[[ SOURCE INFORMATION, beginning ]]

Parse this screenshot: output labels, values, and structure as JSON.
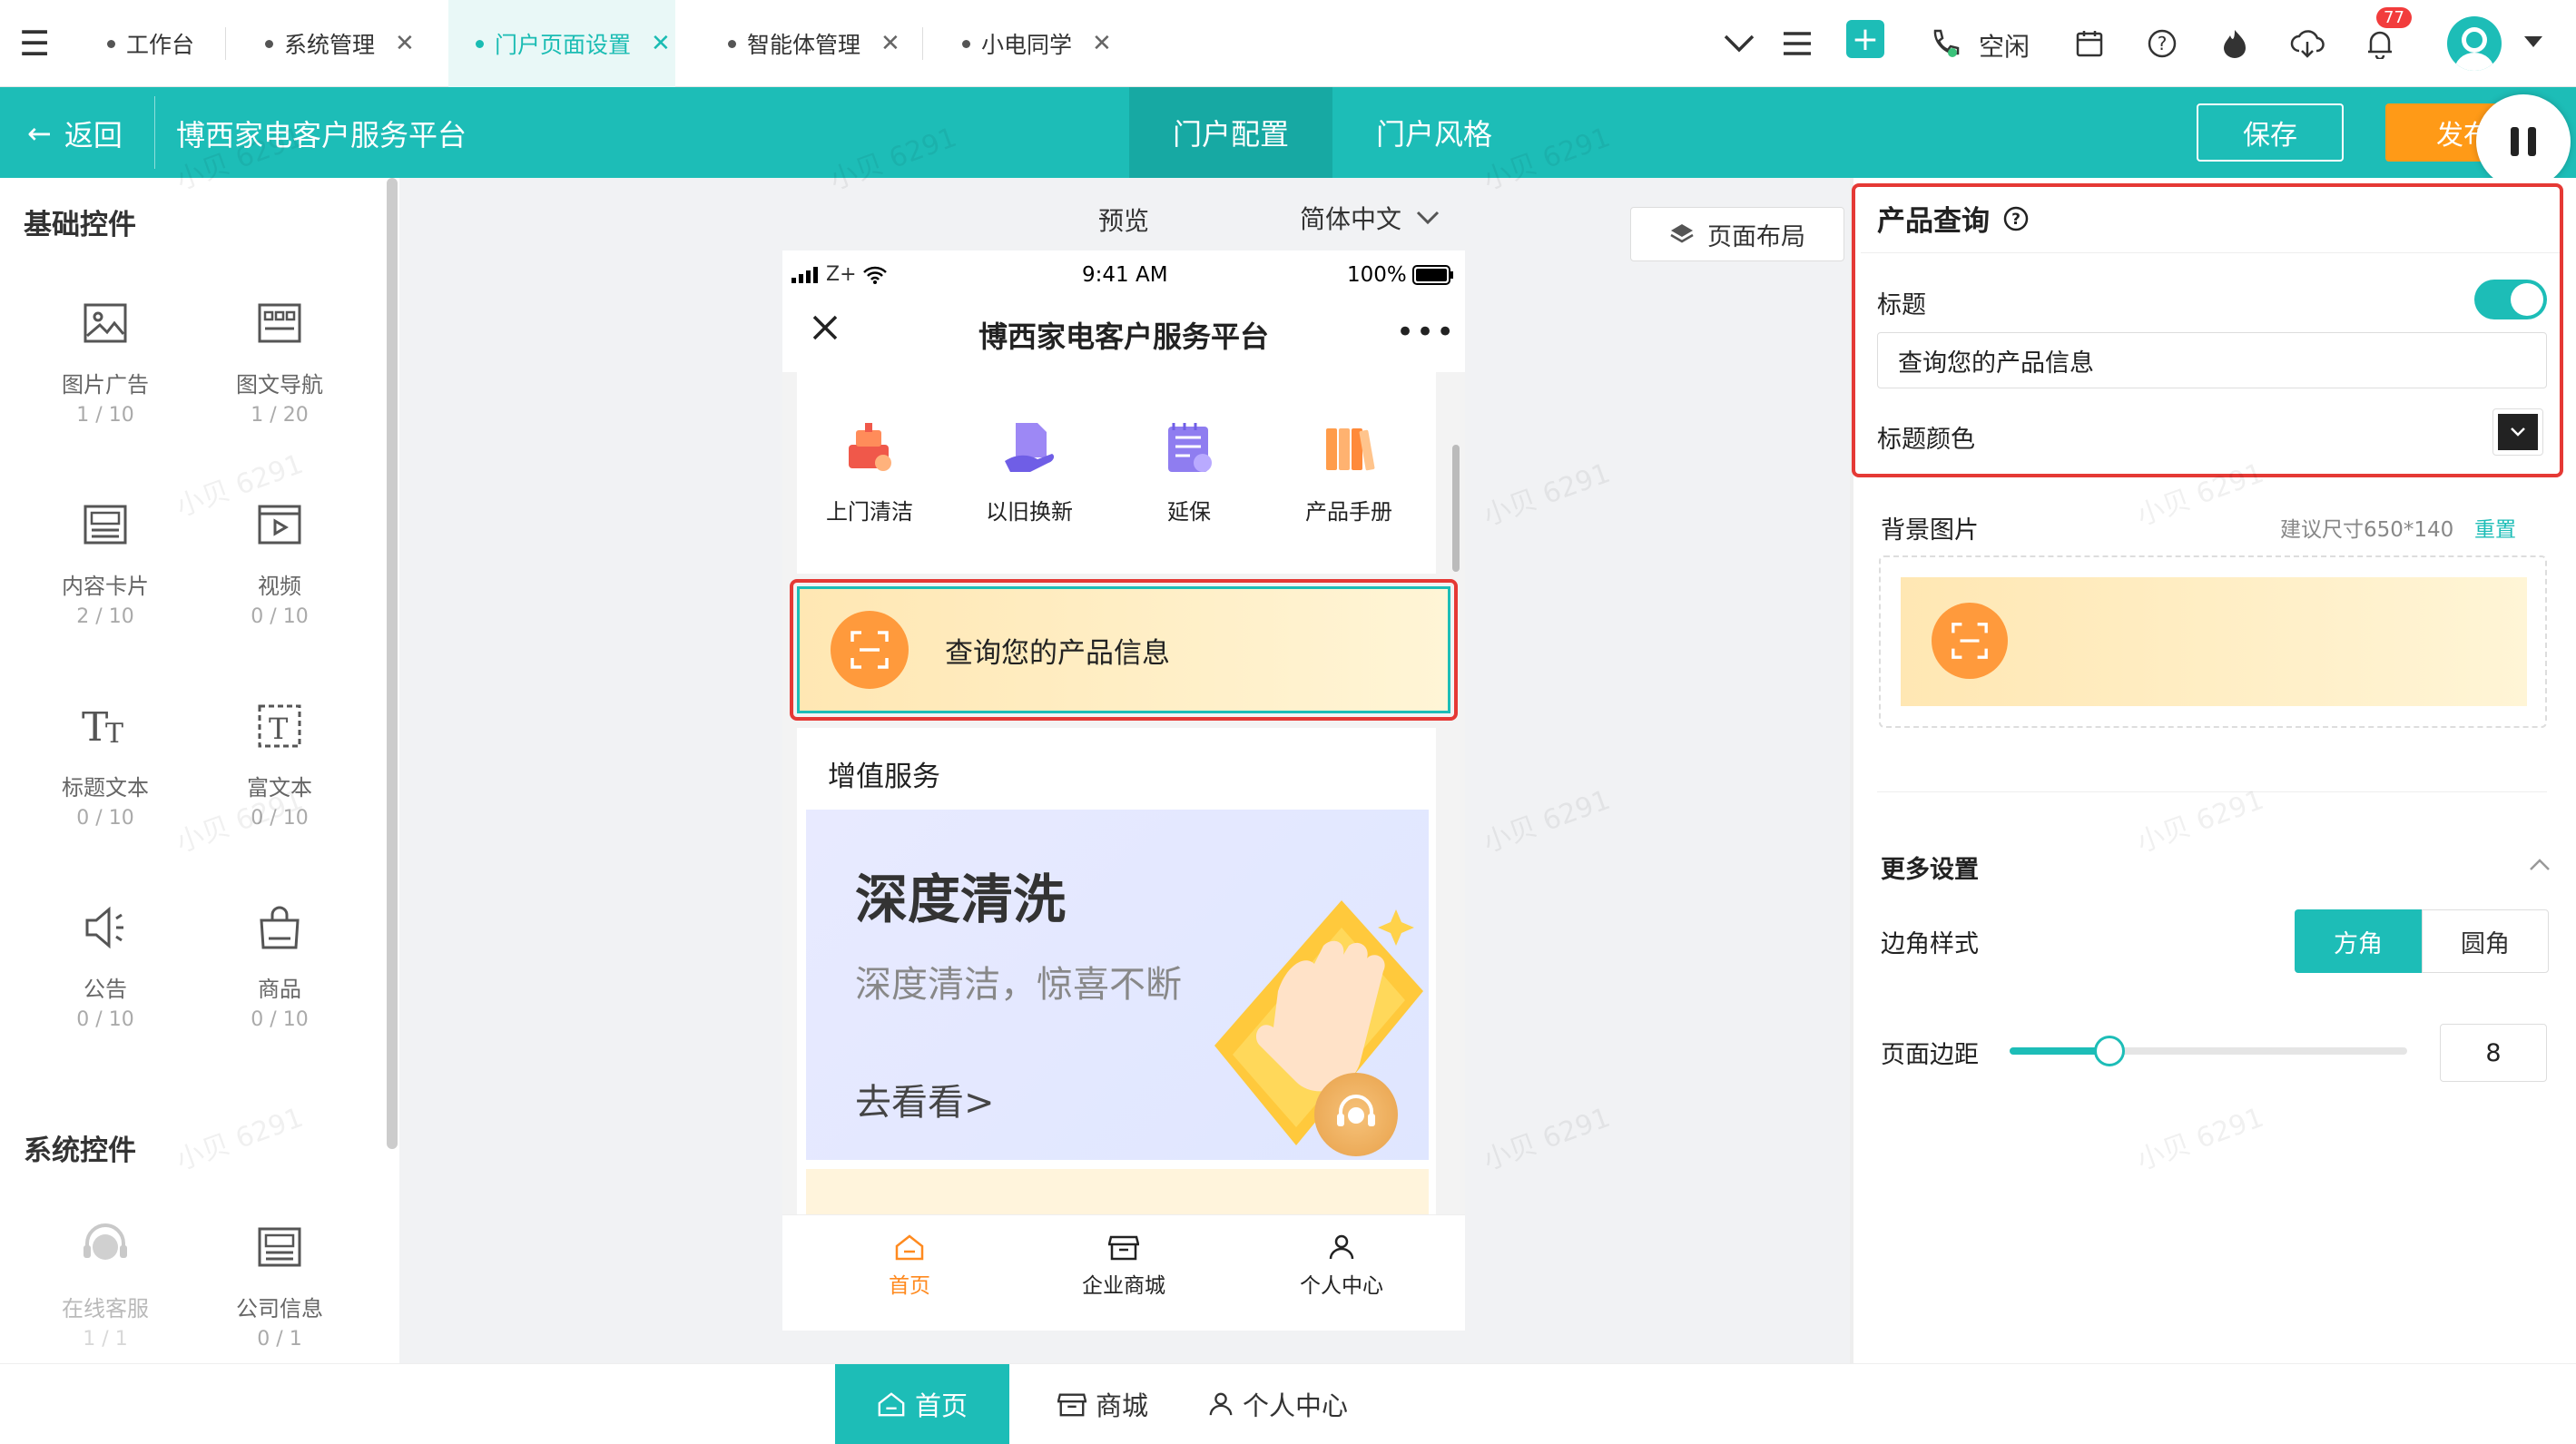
{
  "tabs": [
    {
      "label": "工作台"
    },
    {
      "label": "系统管理"
    },
    {
      "label": "门户页面设置"
    },
    {
      "label": "智能体管理"
    },
    {
      "label": "小电同学"
    }
  ],
  "topbar": {
    "status": "空闲",
    "notif_count": "77"
  },
  "header": {
    "back": "返回",
    "title": "博西家电客户服务平台",
    "tab_config": "门户配置",
    "tab_style": "门户风格",
    "save": "保存",
    "publish": "发布"
  },
  "left": {
    "basic_title": "基础控件",
    "basic": [
      {
        "name": "图片广告",
        "count": "1 / 10"
      },
      {
        "name": "图文导航",
        "count": "1 / 20"
      },
      {
        "name": "内容卡片",
        "count": "2 / 10"
      },
      {
        "name": "视频",
        "count": "0 / 10"
      },
      {
        "name": "标题文本",
        "count": "0 / 10"
      },
      {
        "name": "富文本",
        "count": "0 / 10"
      },
      {
        "name": "公告",
        "count": "0 / 10"
      },
      {
        "name": "商品",
        "count": "0 / 10"
      }
    ],
    "system_title": "系统控件",
    "system": [
      {
        "name": "在线客服",
        "count": "1 / 1"
      },
      {
        "name": "公司信息",
        "count": "0 / 1"
      }
    ]
  },
  "canvas": {
    "preview": "预览",
    "language": "简体中文",
    "layout_btn": "页面布局"
  },
  "phone": {
    "signal": "Z+",
    "time": "9:41 AM",
    "battery": "100%",
    "title": "博西家电客户服务平台",
    "nav": [
      {
        "label": "上门清洁"
      },
      {
        "label": "以旧换新"
      },
      {
        "label": "延保"
      },
      {
        "label": "产品手册"
      }
    ],
    "query_text": "查询您的产品信息",
    "section_title": "增值服务",
    "banner_title": "深度清洗",
    "banner_sub": "深度清洁，惊喜不断",
    "banner_link": "去看看>",
    "tabbar": [
      {
        "label": "首页"
      },
      {
        "label": "企业商城"
      },
      {
        "label": "个人中心"
      }
    ]
  },
  "right": {
    "title": "产品查询",
    "title_label": "标题",
    "title_value": "查询您的产品信息",
    "title_color_label": "标题颜色",
    "title_color": "#222222",
    "bg_label": "背景图片",
    "bg_hint": "建议尺寸650*140",
    "bg_reset": "重置",
    "more": "更多设置",
    "corner_label": "边角样式",
    "corner_square": "方角",
    "corner_round": "圆角",
    "margin_label": "页面边距",
    "margin_value": "8",
    "margin_slider_fraction": 0.25
  },
  "bottom": {
    "tabs": [
      {
        "label": "首页"
      },
      {
        "label": "商城"
      },
      {
        "label": "个人中心"
      }
    ]
  },
  "watermark": "小贝 6291",
  "colors": {
    "accent": "#1dbdb7",
    "highlight": "#e53935",
    "orange": "#ff9a17"
  }
}
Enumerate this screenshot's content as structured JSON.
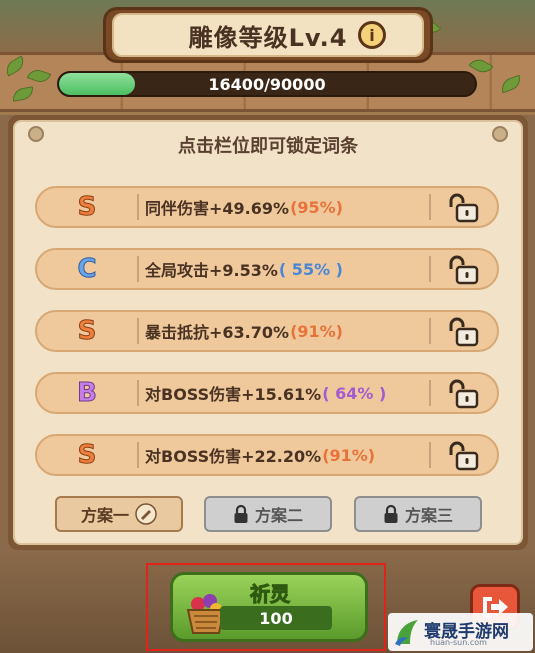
{
  "header": {
    "title": "雕像等级Lv.4",
    "info_icon": "info-icon"
  },
  "progress": {
    "text": "16400/90000",
    "current": 16400,
    "max": 90000,
    "fraction": 0.182
  },
  "panel": {
    "hint": "点击栏位即可锁定词条"
  },
  "affixes": [
    {
      "grade": "S",
      "text": "同伴伤害+49.69%",
      "pct": "(95%)",
      "pct_color": "#e8733a",
      "locked": false
    },
    {
      "grade": "C",
      "text": "全局攻击+9.53%",
      "pct": "( 55% )",
      "pct_color": "#4a86d8",
      "locked": false
    },
    {
      "grade": "S",
      "text": "暴击抵抗+63.70%",
      "pct": "(91%)",
      "pct_color": "#e8733a",
      "locked": false
    },
    {
      "grade": "B",
      "text": "对BOSS伤害+15.61%",
      "pct": "( 64% )",
      "pct_color": "#a35bd0",
      "locked": false
    },
    {
      "grade": "S",
      "text": "对BOSS伤害+22.20%",
      "pct": "(91%)",
      "pct_color": "#e8733a",
      "locked": false
    }
  ],
  "plans": [
    {
      "label": "方案一",
      "state": "active",
      "icon": "edit-pencil-icon"
    },
    {
      "label": "方案二",
      "state": "locked",
      "icon": "padlock-icon"
    },
    {
      "label": "方案三",
      "state": "locked",
      "icon": "padlock-icon"
    }
  ],
  "pray_button": {
    "label": "祈灵",
    "cost": "100",
    "icon": "gift-basket-icon"
  },
  "exit_button": {
    "icon": "exit-arrow-icon"
  },
  "watermark": {
    "text": "寰晟手游网",
    "sub": "huan-sun.com"
  },
  "colors": {
    "grade_S": "#ee7f3a",
    "grade_C": "#6aa2e6",
    "grade_B": "#c77ee8",
    "progress_fill": "#4cbf63"
  }
}
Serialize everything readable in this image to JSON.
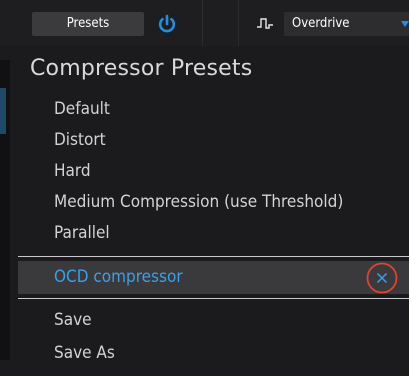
{
  "toolbar": {
    "presets_label": "Presets",
    "power_icon": "power-icon",
    "waveform_icon": "waveform-icon",
    "dropdown_value": "Overdrive",
    "accent_color": "#1e90e6"
  },
  "menu": {
    "title": "Compressor Presets",
    "items": [
      {
        "label": "Default"
      },
      {
        "label": "Distort"
      },
      {
        "label": "Hard"
      },
      {
        "label": "Medium Compression (use Threshold)"
      },
      {
        "label": "Parallel"
      }
    ],
    "selected": {
      "label": "OCD compressor",
      "label_color": "#3aa0e8",
      "delete_icon": "close-icon",
      "highlight_ring_color": "#e0432f"
    },
    "actions": [
      {
        "label": "Save"
      },
      {
        "label": "Save As"
      }
    ]
  }
}
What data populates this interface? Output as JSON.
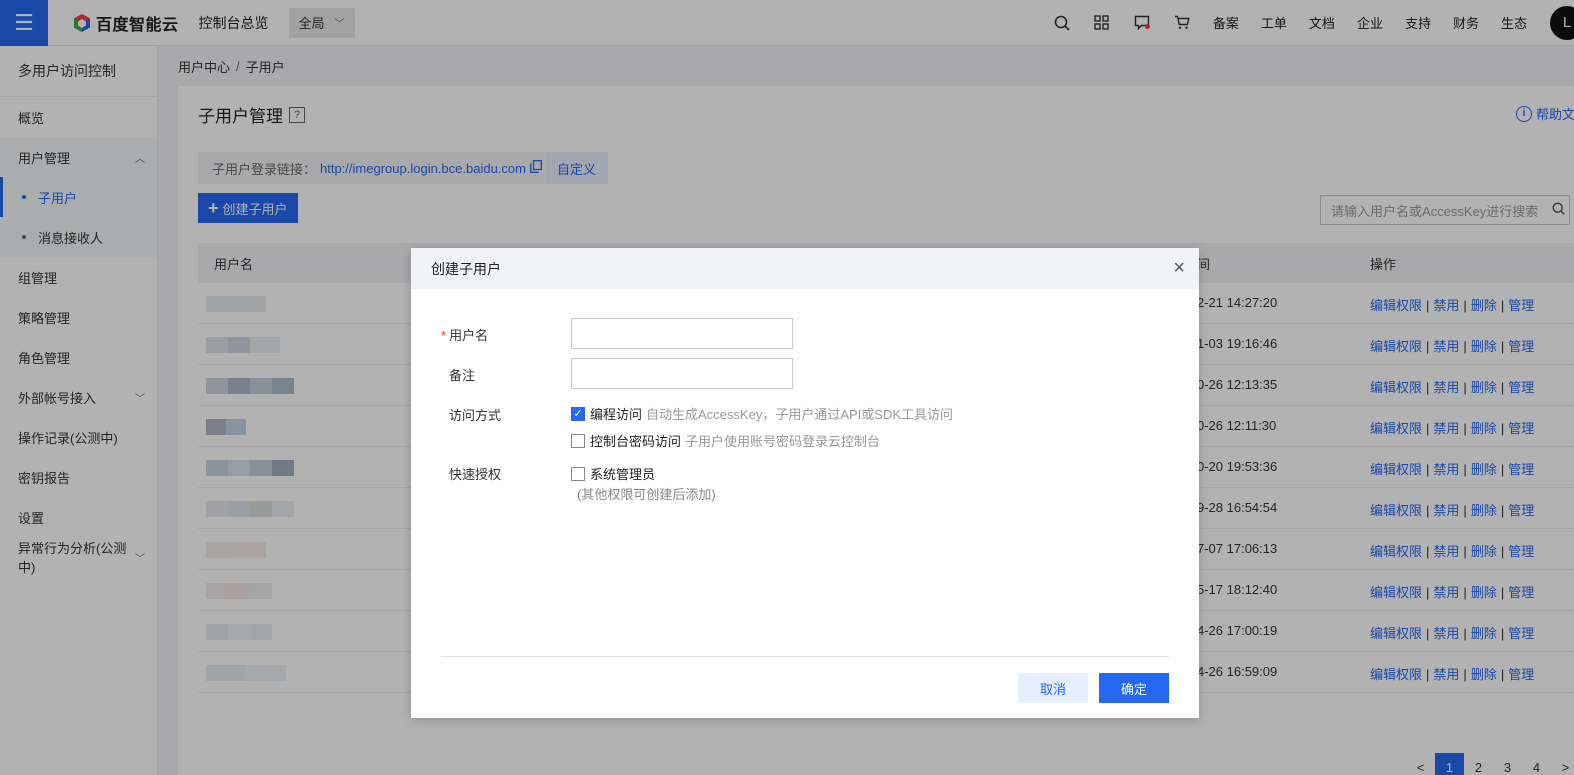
{
  "topbar": {
    "brand_name": "百度智能云",
    "console_link": "控制台总览",
    "region": "全局",
    "nav": [
      "备案",
      "工单",
      "文档",
      "企业",
      "支持",
      "财务",
      "生态"
    ],
    "avatar_letter": "L",
    "accent": "#2468f2"
  },
  "sidebar": {
    "title": "多用户访问控制",
    "items": [
      {
        "label": "概览"
      },
      {
        "label": "用户管理"
      },
      {
        "label": "子用户"
      },
      {
        "label": "消息接收人"
      },
      {
        "label": "组管理"
      },
      {
        "label": "策略管理"
      },
      {
        "label": "角色管理"
      },
      {
        "label": "外部帐号接入"
      },
      {
        "label": "操作记录(公测中)"
      },
      {
        "label": "密钥报告"
      },
      {
        "label": "设置"
      },
      {
        "label": "异常行为分析(公测中)"
      }
    ]
  },
  "breadcrumb": {
    "root": "用户中心",
    "sep": "/",
    "current": "子用户"
  },
  "page": {
    "title": "子用户管理",
    "title_help": "?",
    "help_doc": "帮助文档",
    "login_link_label": "子用户登录链接：",
    "login_link_url": "http://imegroup.login.bce.baidu.com",
    "customize_btn": "自定义",
    "create_btn": "创建子用户",
    "search_placeholder": "请输入用户名或AccessKey进行搜索"
  },
  "table": {
    "headers": {
      "username": "用户名",
      "time": "间",
      "ops": "操作"
    },
    "rows": [
      {
        "time": "2-21 14:27:20"
      },
      {
        "time": "1-03 19:16:46"
      },
      {
        "time": "0-26 12:13:35"
      },
      {
        "time": "0-26 12:11:30"
      },
      {
        "time": "0-20 19:53:36"
      },
      {
        "time": "9-28 16:54:54"
      },
      {
        "time": "7-07 17:06:13"
      },
      {
        "time": "5-17 18:12:40"
      },
      {
        "time": "4-26 17:00:19"
      },
      {
        "time": "4-26 16:59:09"
      }
    ],
    "ops": {
      "edit": "编辑权限",
      "disable": "禁用",
      "delete": "删除",
      "manage": "管理",
      "sep": "|"
    }
  },
  "pager": {
    "prev": "<",
    "pages": [
      "1",
      "2",
      "3",
      "4"
    ],
    "next": ">",
    "current": "1"
  },
  "modal": {
    "title": "创建子用户",
    "close": "×",
    "required_mark": "*",
    "username_label": "用户名",
    "remark_label": "备注",
    "access_label": "访问方式",
    "programmatic_label": "编程访问",
    "programmatic_hint": "自动生成AccessKey，子用户通过API或SDK工具访问",
    "programmatic_checked": true,
    "console_label": "控制台密码访问",
    "console_hint": "子用户使用账号密码登录云控制台",
    "console_checked": false,
    "quick_auth_label": "快速授权",
    "sysadmin_label": "系统管理员",
    "sysadmin_checked": false,
    "quick_auth_hint": "(其他权限可创建后添加)",
    "cancel": "取消",
    "ok": "确定"
  }
}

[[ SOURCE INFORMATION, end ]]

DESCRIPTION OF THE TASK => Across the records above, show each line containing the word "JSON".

ANSWER FOR THIS EXERCISE =>
Parse this screenshot: output labels, values, and structure as JSON.
Enumerate this screenshot's content as structured JSON.
Serialize everything readable in this image to JSON.
What data populates this interface? Output as JSON.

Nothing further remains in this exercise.